Instructions to follow
For every line below, restate it exactly and drop the images.

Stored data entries
╔══

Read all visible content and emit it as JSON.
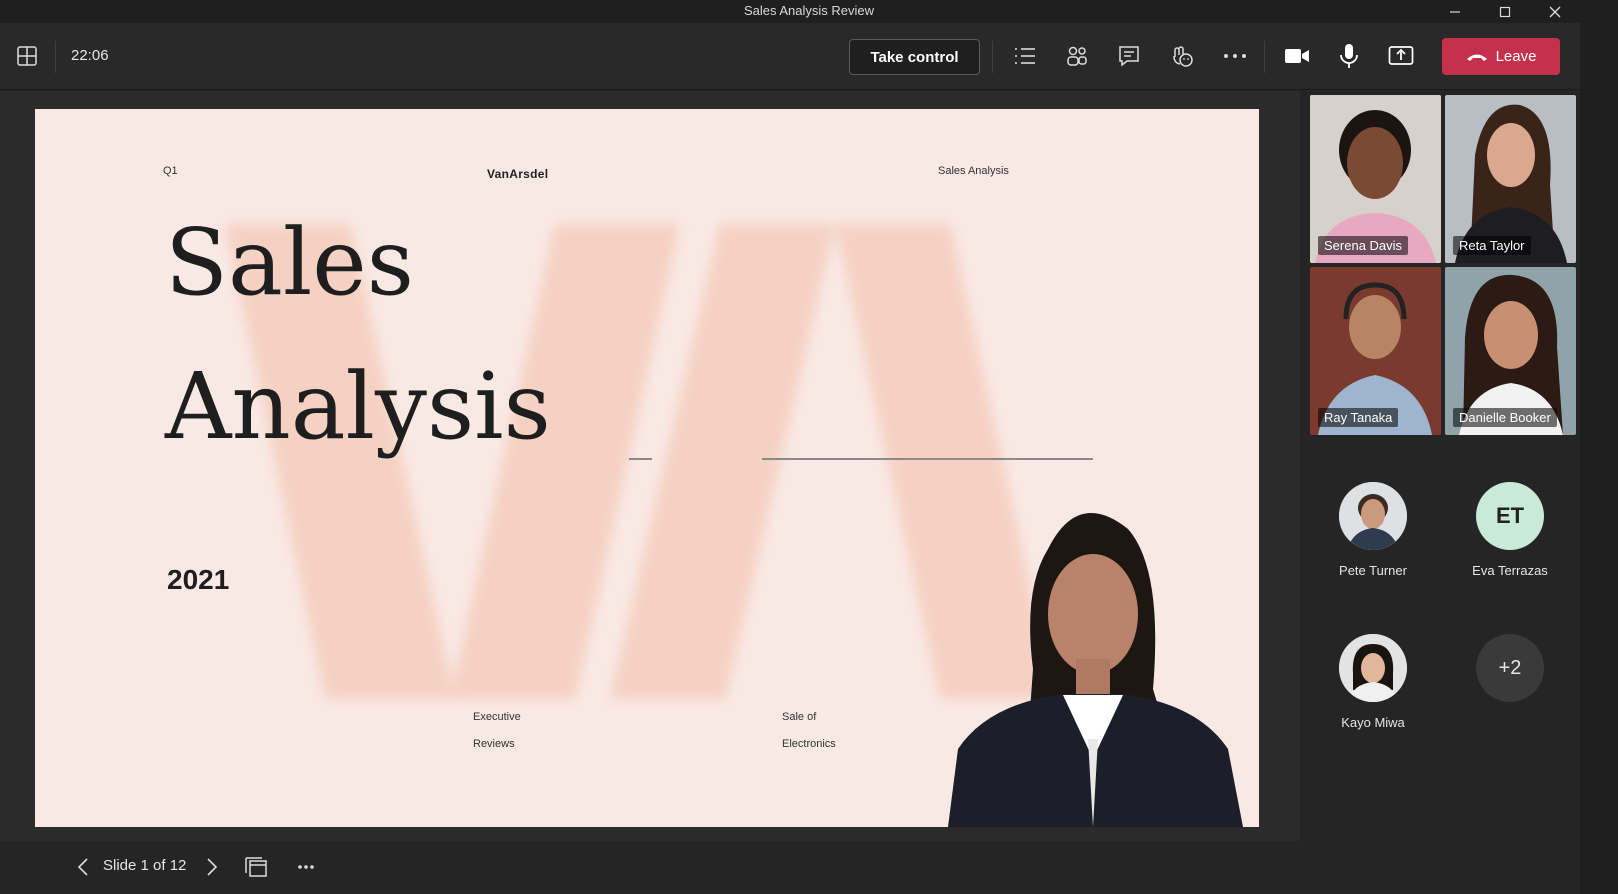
{
  "window": {
    "title": "Sales Analysis Review"
  },
  "toolbar": {
    "clock": "22:06",
    "take_control": "Take control",
    "leave": "Leave",
    "icons": [
      "grid-icon",
      "list-icon",
      "people-icon",
      "chat-icon",
      "reactions-icon",
      "more-icon",
      "camera-icon",
      "mic-icon",
      "share-icon"
    ]
  },
  "slide": {
    "q": "Q1",
    "brand": "VanArsdel",
    "header_right": "Sales Analysis",
    "title_line1": "Sales",
    "title_line2": "Analysis",
    "year": "2021",
    "footer_left_1": "Executive",
    "footer_left_2": "Reviews",
    "footer_right_1": "Sale of",
    "footer_right_2": "Electronics"
  },
  "pager": {
    "label": "Slide 1 of 12"
  },
  "participants": {
    "video": [
      {
        "name": "Serena Davis"
      },
      {
        "name": "Reta Taylor"
      },
      {
        "name": "Ray Tanaka"
      },
      {
        "name": "Danielle Booker"
      }
    ],
    "avatars": [
      {
        "name": "Pete Turner",
        "initials": ""
      },
      {
        "name": "Eva Terrazas",
        "initials": "ET"
      },
      {
        "name": "Kayo Miwa",
        "initials": ""
      }
    ],
    "overflow": "+2"
  },
  "colors": {
    "leave": "#c4314b",
    "slide_bg": "#f9e9e4",
    "accent_va": "#f4cdbd",
    "et_avatar": "#c8ead7"
  }
}
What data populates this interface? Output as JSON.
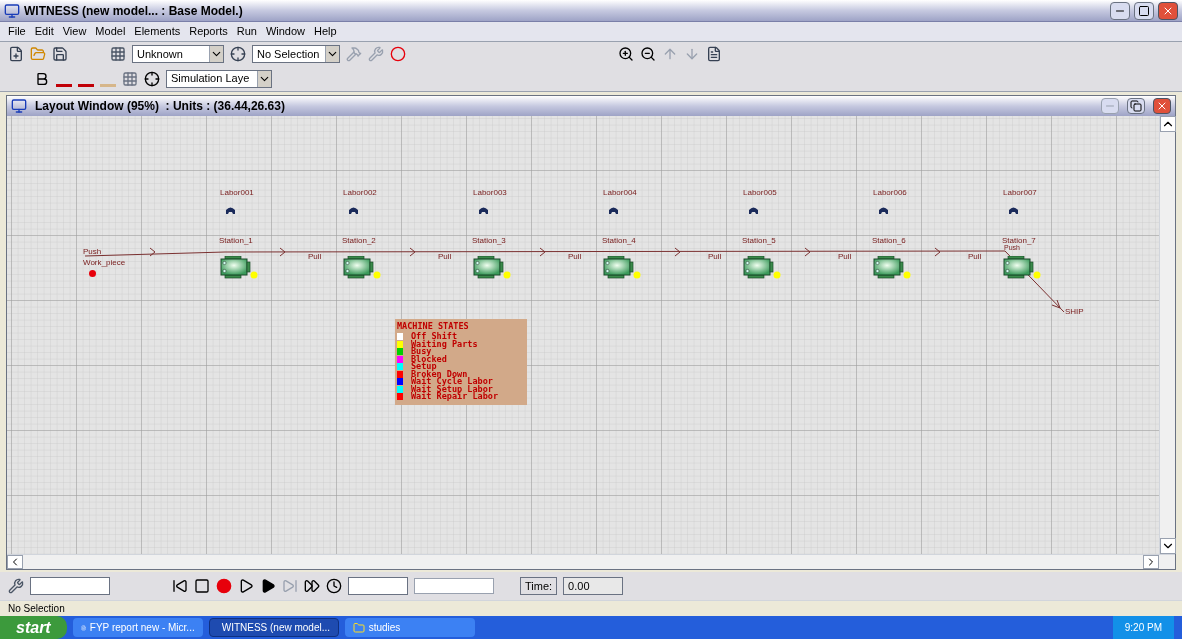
{
  "window": {
    "title": "WITNESS (new model... : Base Model.)"
  },
  "menu": [
    "File",
    "Edit",
    "View",
    "Model",
    "Elements",
    "Reports",
    "Run",
    "Window",
    "Help"
  ],
  "toolbar": {
    "element_type": "Unknown",
    "selection": "No Selection",
    "layer": "Simulation Laye"
  },
  "layout_window": {
    "title": "Layout Window (95%)  : Units : (36.44,26.63)"
  },
  "model": {
    "entry": {
      "rule": "Push",
      "name": "Work_piece"
    },
    "stations": [
      {
        "labor": "Labor001",
        "name": "Station_1"
      },
      {
        "labor": "Labor002",
        "name": "Station_2",
        "input_rule": "Pull"
      },
      {
        "labor": "Labor003",
        "name": "Station_3",
        "input_rule": "Pull"
      },
      {
        "labor": "Labor004",
        "name": "Station_4",
        "input_rule": "Pull"
      },
      {
        "labor": "Labor005",
        "name": "Station_5",
        "input_rule": "Pull"
      },
      {
        "labor": "Labor006",
        "name": "Station_6",
        "input_rule": "Pull"
      },
      {
        "labor": "Labor007",
        "name": "Station_7",
        "input_rule": "Pull",
        "output_rule": "Push"
      }
    ],
    "exit": "SHIP",
    "legend": {
      "title": "MACHINE STATES",
      "states": [
        {
          "label": "Off Shift",
          "color": "#ffffff"
        },
        {
          "label": "Waiting Parts",
          "color": "#ffff00"
        },
        {
          "label": "Busy",
          "color": "#00d000"
        },
        {
          "label": "Blocked",
          "color": "#ff00ff"
        },
        {
          "label": "Setup",
          "color": "#00ffff"
        },
        {
          "label": "Broken Down",
          "color": "#ff0000"
        },
        {
          "label": "Wait Cycle Labor",
          "color": "#0000ff"
        },
        {
          "label": "Wait Setup Labor",
          "color": "#00ffff"
        },
        {
          "label": "Wait Repair Labor",
          "color": "#ff0000"
        }
      ]
    }
  },
  "run_toolbar": {
    "time_label": "Time:",
    "time_value": "0.00"
  },
  "status_bar": "No Selection",
  "taskbar": {
    "start": "start",
    "tasks": [
      {
        "label": "FYP report new - Micr...",
        "selected": false
      },
      {
        "label": "WITNESS (new model...",
        "selected": true
      },
      {
        "label": "studies",
        "selected": false
      }
    ],
    "clock": "9:20 PM"
  }
}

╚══

Task response
Read all visible content and emit it as JSON.
{
  "window": {
    "title": "Sales Analysis Review"
  },
  "toolbar": {
    "clock": "22:06",
    "take_control": "Take control",
    "leave": "Leave",
    "icons": [
      "grid-icon",
      "list-icon",
      "people-icon",
      "chat-icon",
      "reactions-icon",
      "more-icon",
      "camera-icon",
      "mic-icon",
      "share-icon"
    ]
  },
  "slide": {
    "q": "Q1",
    "brand": "VanArsdel",
    "header_right": "Sales Analysis",
    "title_line1": "Sales",
    "title_line2": "Analysis",
    "year": "2021",
    "footer_left_1": "Executive",
    "footer_left_2": "Reviews",
    "footer_right_1": "Sale of",
    "footer_right_2": "Electronics"
  },
  "pager": {
    "label": "Slide 1 of 12"
  },
  "participants": {
    "video": [
      {
        "name": "Serena Davis"
      },
      {
        "name": "Reta Taylor"
      },
      {
        "name": "Ray Tanaka"
      },
      {
        "name": "Danielle Booker"
      }
    ],
    "avatars": [
      {
        "name": "Pete Turner",
        "initials": ""
      },
      {
        "name": "Eva Terrazas",
        "initials": "ET"
      },
      {
        "name": "Kayo Miwa",
        "initials": ""
      }
    ],
    "overflow": "+2"
  },
  "colors": {
    "leave": "#c4314b",
    "slide_bg": "#f9e9e4",
    "accent_va": "#f4cdbd",
    "et_avatar": "#c8ead7"
  }
}
What data populates this interface? Output as JSON.
{
  "window": {
    "title": "WITNESS (new model... : Base Model.)"
  },
  "menu": [
    "File",
    "Edit",
    "View",
    "Model",
    "Elements",
    "Reports",
    "Run",
    "Window",
    "Help"
  ],
  "toolbar": {
    "element_type": "Unknown",
    "selection": "No Selection",
    "layer": "Simulation Laye"
  },
  "layout_window": {
    "title": "Layout Window (95%)  : Units : (36.44,26.63)"
  },
  "model": {
    "entry": {
      "rule": "Push",
      "name": "Work_piece"
    },
    "stations": [
      {
        "labor": "Labor001",
        "name": "Station_1"
      },
      {
        "labor": "Labor002",
        "name": "Station_2",
        "input_rule": "Pull"
      },
      {
        "labor": "Labor003",
        "name": "Station_3",
        "input_rule": "Pull"
      },
      {
        "labor": "Labor004",
        "name": "Station_4",
        "input_rule": "Pull"
      },
      {
        "labor": "Labor005",
        "name": "Station_5",
        "input_rule": "Pull"
      },
      {
        "labor": "Labor006",
        "name": "Station_6",
        "input_rule": "Pull"
      },
      {
        "labor": "Labor007",
        "name": "Station_7",
        "input_rule": "Pull",
        "output_rule": "Push"
      }
    ],
    "exit": "SHIP",
    "legend": {
      "title": "MACHINE STATES",
      "states": [
        {
          "label": "Off Shift",
          "color": "#ffffff"
        },
        {
          "label": "Waiting Parts",
          "color": "#ffff00"
        },
        {
          "label": "Busy",
          "color": "#00d000"
        },
        {
          "label": "Blocked",
          "color": "#ff00ff"
        },
        {
          "label": "Setup",
          "color": "#00ffff"
        },
        {
          "label": "Broken Down",
          "color": "#ff0000"
        },
        {
          "label": "Wait Cycle Labor",
          "color": "#0000ff"
        },
        {
          "label": "Wait Setup Labor",
          "color": "#00ffff"
        },
        {
          "label": "Wait Repair Labor",
          "color": "#ff0000"
        }
      ]
    }
  },
  "run_toolbar": {
    "time_label": "Time:",
    "time_value": "0.00"
  },
  "status_bar": "No Selection",
  "taskbar": {
    "start": "start",
    "tasks": [
      {
        "label": "FYP report new - Micr...",
        "selected": false
      },
      {
        "label": "WITNESS (new model...",
        "selected": true
      },
      {
        "label": "studies",
        "selected": false
      }
    ],
    "clock": "9:20 PM"
  }
}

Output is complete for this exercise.